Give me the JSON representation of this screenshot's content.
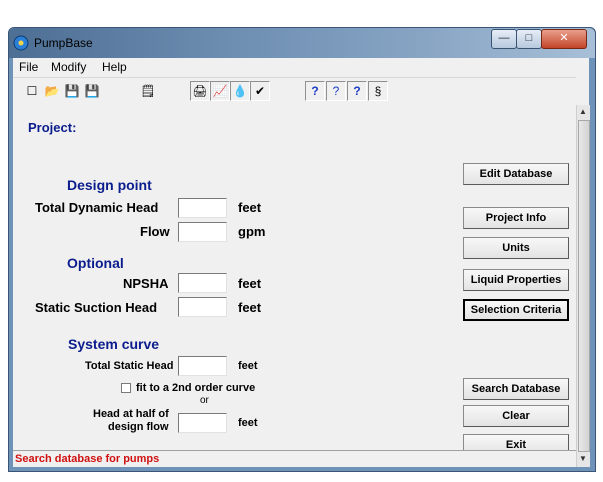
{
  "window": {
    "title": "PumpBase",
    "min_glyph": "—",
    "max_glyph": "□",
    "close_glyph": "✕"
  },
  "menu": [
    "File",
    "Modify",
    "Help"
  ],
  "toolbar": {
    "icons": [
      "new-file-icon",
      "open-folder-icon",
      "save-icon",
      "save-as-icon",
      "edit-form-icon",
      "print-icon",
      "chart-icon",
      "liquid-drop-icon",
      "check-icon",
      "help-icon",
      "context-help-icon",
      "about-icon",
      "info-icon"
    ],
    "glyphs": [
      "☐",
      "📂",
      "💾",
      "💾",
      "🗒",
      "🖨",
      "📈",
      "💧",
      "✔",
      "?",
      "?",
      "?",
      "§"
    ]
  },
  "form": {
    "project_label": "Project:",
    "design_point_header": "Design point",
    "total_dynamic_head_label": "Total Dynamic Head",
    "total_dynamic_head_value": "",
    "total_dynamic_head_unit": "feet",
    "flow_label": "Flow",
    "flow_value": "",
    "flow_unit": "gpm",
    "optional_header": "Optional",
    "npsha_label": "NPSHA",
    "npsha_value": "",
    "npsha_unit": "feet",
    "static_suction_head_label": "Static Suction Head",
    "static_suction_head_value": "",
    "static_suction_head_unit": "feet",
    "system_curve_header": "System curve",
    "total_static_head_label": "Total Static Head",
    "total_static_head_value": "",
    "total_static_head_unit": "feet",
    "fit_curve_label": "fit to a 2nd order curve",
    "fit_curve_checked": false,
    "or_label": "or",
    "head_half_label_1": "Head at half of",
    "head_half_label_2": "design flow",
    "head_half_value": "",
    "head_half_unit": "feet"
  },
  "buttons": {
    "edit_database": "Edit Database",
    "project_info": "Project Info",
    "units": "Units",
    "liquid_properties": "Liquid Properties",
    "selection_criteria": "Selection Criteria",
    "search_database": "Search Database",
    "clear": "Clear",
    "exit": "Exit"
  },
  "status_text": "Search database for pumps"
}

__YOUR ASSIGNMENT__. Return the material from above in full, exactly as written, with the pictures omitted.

__EXERCISE RESPONSE__.
Give me the JSON representation of this screenshot's content.
{
  "window": {
    "title": "PumpBase",
    "min_glyph": "—",
    "max_glyph": "□",
    "close_glyph": "✕"
  },
  "menu": [
    "File",
    "Modify",
    "Help"
  ],
  "toolbar": {
    "icons": [
      "new-file-icon",
      "open-folder-icon",
      "save-icon",
      "save-as-icon",
      "edit-form-icon",
      "print-icon",
      "chart-icon",
      "liquid-drop-icon",
      "check-icon",
      "help-icon",
      "context-help-icon",
      "about-icon",
      "info-icon"
    ],
    "glyphs": [
      "☐",
      "📂",
      "💾",
      "💾",
      "🗒",
      "🖨",
      "📈",
      "💧",
      "✔",
      "?",
      "?",
      "?",
      "§"
    ]
  },
  "form": {
    "project_label": "Project:",
    "design_point_header": "Design point",
    "total_dynamic_head_label": "Total Dynamic Head",
    "total_dynamic_head_value": "",
    "total_dynamic_head_unit": "feet",
    "flow_label": "Flow",
    "flow_value": "",
    "flow_unit": "gpm",
    "optional_header": "Optional",
    "npsha_label": "NPSHA",
    "npsha_value": "",
    "npsha_unit": "feet",
    "static_suction_head_label": "Static Suction Head",
    "static_suction_head_value": "",
    "static_suction_head_unit": "feet",
    "system_curve_header": "System curve",
    "total_static_head_label": "Total Static Head",
    "total_static_head_value": "",
    "total_static_head_unit": "feet",
    "fit_curve_label": "fit to a 2nd order curve",
    "fit_curve_checked": false,
    "or_label": "or",
    "head_half_label_1": "Head at half of",
    "head_half_label_2": "design flow",
    "head_half_value": "",
    "head_half_unit": "feet"
  },
  "buttons": {
    "edit_database": "Edit Database",
    "project_info": "Project Info",
    "units": "Units",
    "liquid_properties": "Liquid Properties",
    "selection_criteria": "Selection Criteria",
    "search_database": "Search Database",
    "clear": "Clear",
    "exit": "Exit"
  },
  "status_text": "Search database for pumps"
}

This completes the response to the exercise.